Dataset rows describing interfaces
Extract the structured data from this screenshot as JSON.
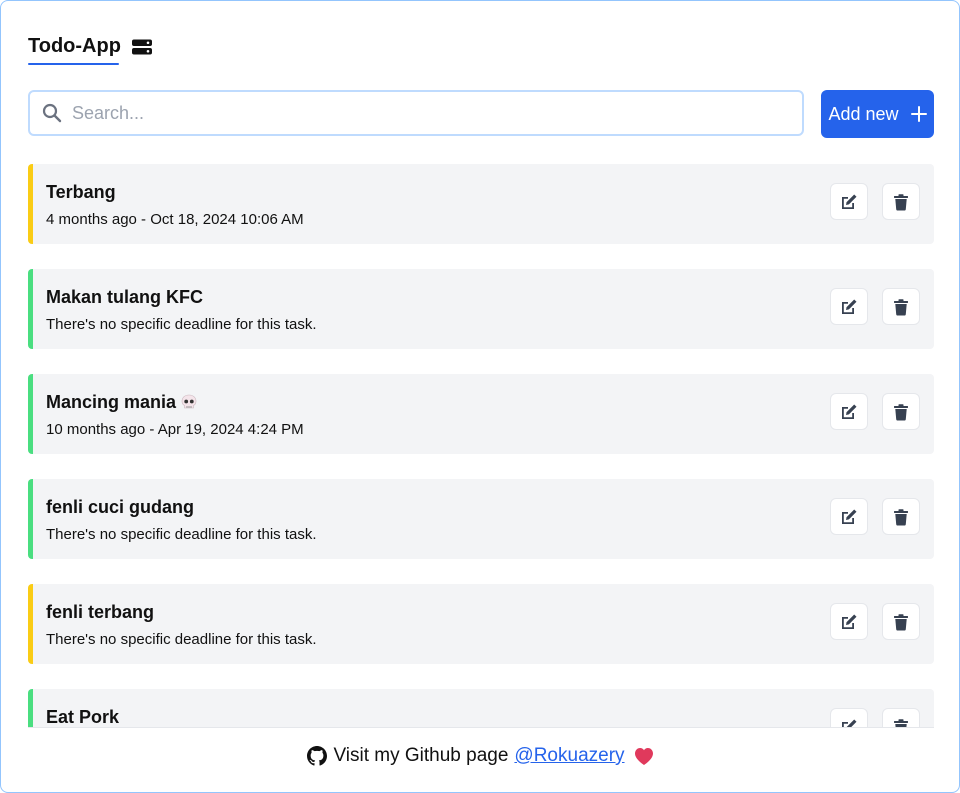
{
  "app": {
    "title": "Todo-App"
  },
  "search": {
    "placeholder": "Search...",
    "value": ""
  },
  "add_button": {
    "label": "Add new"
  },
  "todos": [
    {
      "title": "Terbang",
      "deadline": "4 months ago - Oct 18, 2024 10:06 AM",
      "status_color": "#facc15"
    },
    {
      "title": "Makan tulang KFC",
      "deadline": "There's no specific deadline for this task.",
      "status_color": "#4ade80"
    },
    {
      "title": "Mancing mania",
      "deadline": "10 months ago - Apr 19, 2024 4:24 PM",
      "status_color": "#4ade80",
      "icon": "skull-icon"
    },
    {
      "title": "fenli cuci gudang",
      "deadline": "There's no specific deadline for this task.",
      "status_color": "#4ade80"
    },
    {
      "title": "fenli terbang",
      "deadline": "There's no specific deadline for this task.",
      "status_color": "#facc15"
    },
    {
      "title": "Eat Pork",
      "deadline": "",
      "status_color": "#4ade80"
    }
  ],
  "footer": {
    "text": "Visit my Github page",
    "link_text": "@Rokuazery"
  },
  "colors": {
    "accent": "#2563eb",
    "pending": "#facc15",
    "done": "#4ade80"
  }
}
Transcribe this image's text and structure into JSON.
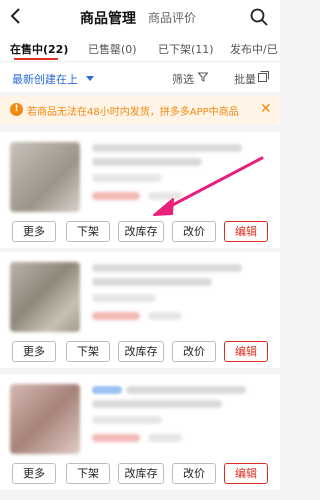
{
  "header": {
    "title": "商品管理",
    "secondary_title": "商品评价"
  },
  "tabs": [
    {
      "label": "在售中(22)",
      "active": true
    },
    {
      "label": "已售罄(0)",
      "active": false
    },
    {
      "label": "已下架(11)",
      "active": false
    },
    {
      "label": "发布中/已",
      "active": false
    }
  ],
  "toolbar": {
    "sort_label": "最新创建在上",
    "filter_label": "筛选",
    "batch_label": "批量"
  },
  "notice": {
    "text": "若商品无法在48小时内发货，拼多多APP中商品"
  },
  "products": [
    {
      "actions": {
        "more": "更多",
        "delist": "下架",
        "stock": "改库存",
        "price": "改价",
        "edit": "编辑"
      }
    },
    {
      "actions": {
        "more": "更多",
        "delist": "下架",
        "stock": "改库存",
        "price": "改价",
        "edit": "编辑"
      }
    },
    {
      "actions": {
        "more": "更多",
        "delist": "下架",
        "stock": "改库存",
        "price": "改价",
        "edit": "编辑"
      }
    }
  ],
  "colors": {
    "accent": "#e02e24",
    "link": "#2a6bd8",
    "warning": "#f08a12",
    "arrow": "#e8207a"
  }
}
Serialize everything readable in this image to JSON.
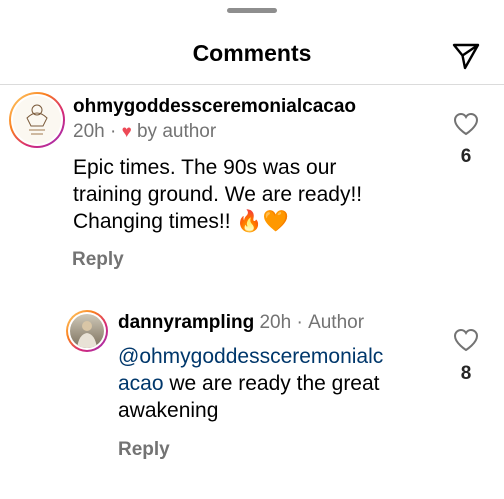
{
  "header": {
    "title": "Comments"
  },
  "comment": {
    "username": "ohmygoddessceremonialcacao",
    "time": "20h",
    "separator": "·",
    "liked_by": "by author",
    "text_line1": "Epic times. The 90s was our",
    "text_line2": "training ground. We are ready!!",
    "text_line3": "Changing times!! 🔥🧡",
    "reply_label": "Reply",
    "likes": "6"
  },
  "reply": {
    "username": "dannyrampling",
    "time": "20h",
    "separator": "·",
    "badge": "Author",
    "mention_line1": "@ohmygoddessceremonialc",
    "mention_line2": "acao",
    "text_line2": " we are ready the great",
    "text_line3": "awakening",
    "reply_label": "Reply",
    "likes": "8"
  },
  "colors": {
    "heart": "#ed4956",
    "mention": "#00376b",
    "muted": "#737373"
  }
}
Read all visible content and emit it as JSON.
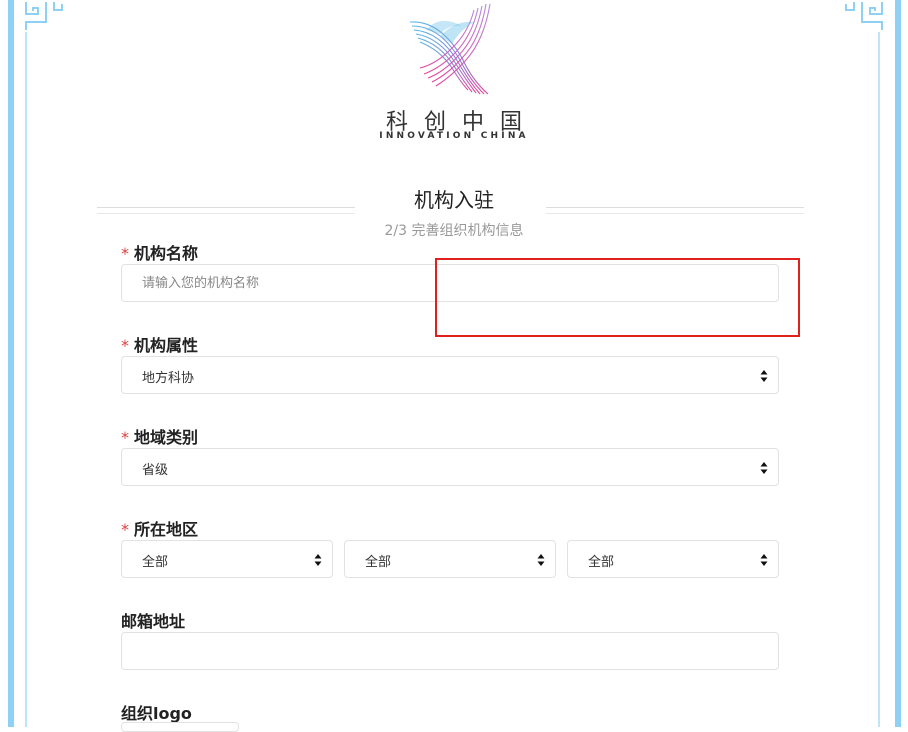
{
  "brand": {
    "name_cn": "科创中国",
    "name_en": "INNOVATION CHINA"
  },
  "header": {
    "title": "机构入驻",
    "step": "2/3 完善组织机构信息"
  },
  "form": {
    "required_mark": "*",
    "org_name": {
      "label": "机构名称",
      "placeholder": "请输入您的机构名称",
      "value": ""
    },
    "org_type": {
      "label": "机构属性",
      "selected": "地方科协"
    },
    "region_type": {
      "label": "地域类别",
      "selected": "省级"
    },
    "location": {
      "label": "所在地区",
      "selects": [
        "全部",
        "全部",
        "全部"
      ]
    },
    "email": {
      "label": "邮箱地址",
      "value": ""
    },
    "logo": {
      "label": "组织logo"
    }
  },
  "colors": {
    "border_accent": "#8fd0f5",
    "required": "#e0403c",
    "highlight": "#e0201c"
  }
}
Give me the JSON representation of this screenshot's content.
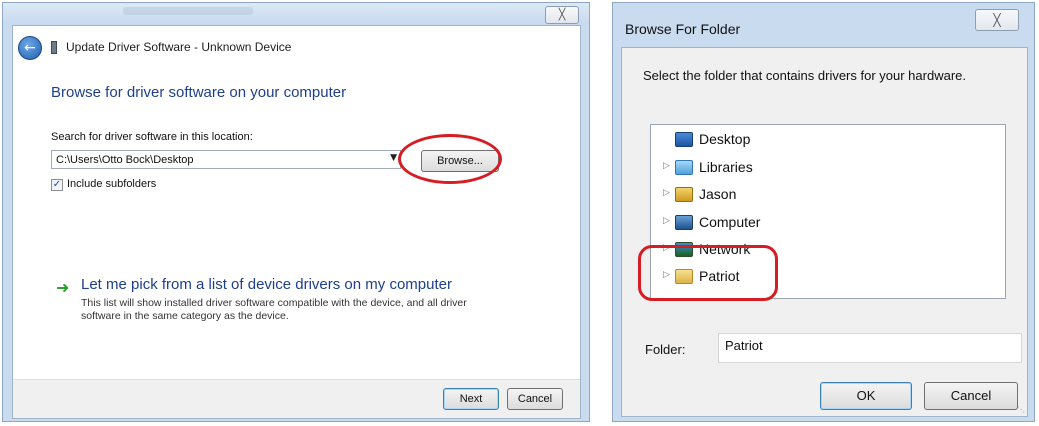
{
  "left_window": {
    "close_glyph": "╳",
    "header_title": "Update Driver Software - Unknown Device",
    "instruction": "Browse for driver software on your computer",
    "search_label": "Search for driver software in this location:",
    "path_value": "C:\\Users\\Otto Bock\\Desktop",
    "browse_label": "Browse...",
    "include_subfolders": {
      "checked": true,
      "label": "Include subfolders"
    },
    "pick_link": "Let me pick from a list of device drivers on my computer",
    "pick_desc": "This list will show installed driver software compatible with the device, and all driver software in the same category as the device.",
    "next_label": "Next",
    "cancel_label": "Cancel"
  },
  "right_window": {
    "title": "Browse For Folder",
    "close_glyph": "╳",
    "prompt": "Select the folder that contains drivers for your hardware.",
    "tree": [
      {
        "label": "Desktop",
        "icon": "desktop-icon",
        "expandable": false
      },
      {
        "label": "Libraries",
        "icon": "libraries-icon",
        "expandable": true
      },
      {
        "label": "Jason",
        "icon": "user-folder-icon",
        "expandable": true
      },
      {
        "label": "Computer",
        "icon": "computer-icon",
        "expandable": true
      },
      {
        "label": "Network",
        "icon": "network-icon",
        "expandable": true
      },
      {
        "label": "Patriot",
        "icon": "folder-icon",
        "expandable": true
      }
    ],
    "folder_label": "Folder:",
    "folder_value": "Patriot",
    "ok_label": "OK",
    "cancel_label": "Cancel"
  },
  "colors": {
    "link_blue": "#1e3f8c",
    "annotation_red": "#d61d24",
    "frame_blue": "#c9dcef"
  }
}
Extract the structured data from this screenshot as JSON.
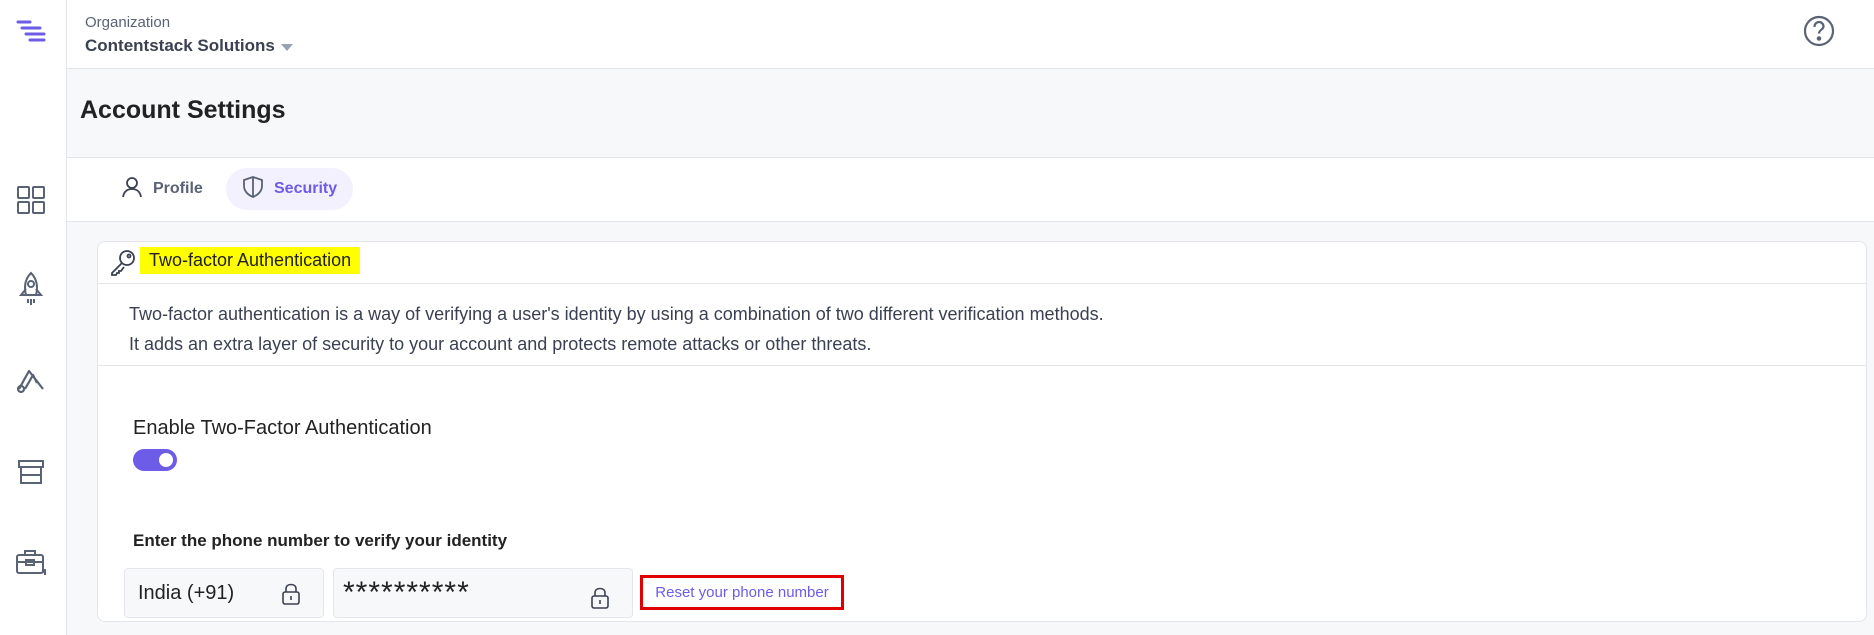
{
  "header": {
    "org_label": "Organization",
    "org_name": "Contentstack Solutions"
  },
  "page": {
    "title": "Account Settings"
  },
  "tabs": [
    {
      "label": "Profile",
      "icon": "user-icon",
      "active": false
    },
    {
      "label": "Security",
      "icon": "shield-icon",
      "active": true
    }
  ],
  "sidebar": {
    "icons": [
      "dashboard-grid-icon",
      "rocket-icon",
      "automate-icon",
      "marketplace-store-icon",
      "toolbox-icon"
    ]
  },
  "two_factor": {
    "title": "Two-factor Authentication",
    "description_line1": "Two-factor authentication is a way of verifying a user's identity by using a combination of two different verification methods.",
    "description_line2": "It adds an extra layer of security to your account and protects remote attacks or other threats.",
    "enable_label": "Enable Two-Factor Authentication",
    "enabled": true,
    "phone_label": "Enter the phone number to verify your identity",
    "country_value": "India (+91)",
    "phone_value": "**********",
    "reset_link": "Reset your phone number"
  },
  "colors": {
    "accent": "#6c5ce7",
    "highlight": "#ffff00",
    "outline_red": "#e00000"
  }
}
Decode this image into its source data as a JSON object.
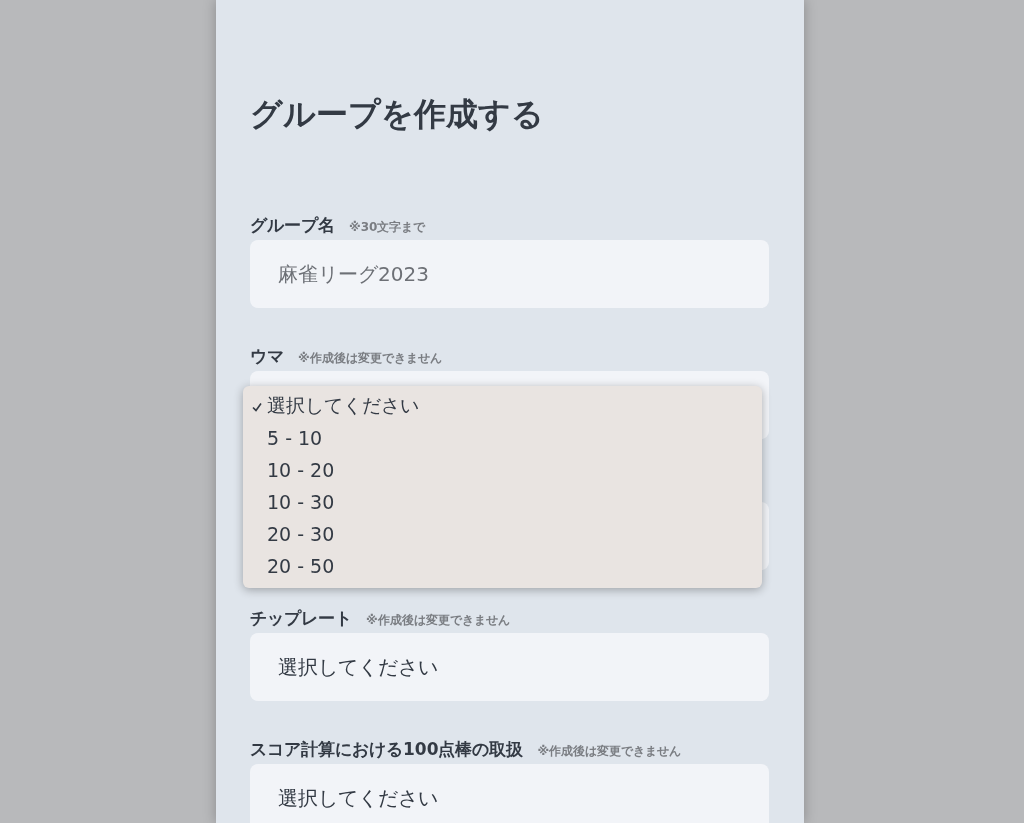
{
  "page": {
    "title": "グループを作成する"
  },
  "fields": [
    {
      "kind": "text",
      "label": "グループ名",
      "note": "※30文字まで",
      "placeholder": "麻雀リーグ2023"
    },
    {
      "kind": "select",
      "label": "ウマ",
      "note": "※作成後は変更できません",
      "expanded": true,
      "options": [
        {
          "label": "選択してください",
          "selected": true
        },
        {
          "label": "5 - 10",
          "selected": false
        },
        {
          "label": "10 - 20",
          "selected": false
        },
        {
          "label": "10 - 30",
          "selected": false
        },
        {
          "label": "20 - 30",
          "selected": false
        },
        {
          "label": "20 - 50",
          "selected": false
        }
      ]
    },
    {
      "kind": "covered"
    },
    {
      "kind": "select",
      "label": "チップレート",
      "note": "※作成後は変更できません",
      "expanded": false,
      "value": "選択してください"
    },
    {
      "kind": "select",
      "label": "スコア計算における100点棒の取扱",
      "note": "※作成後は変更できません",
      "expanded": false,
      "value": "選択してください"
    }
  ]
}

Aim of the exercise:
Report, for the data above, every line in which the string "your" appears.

The completed task:
    "instruction": "Browse for driver software on your computer",
    "prompt": "Select the folder that contains drivers for your hardware.",
    "description_line2": "It adds an extra layer of security to your account and protects remote attacks or other threats.",
    "phone_label": "Enter the phone number to verify your identity",
    "reset_link": "Reset your phone number"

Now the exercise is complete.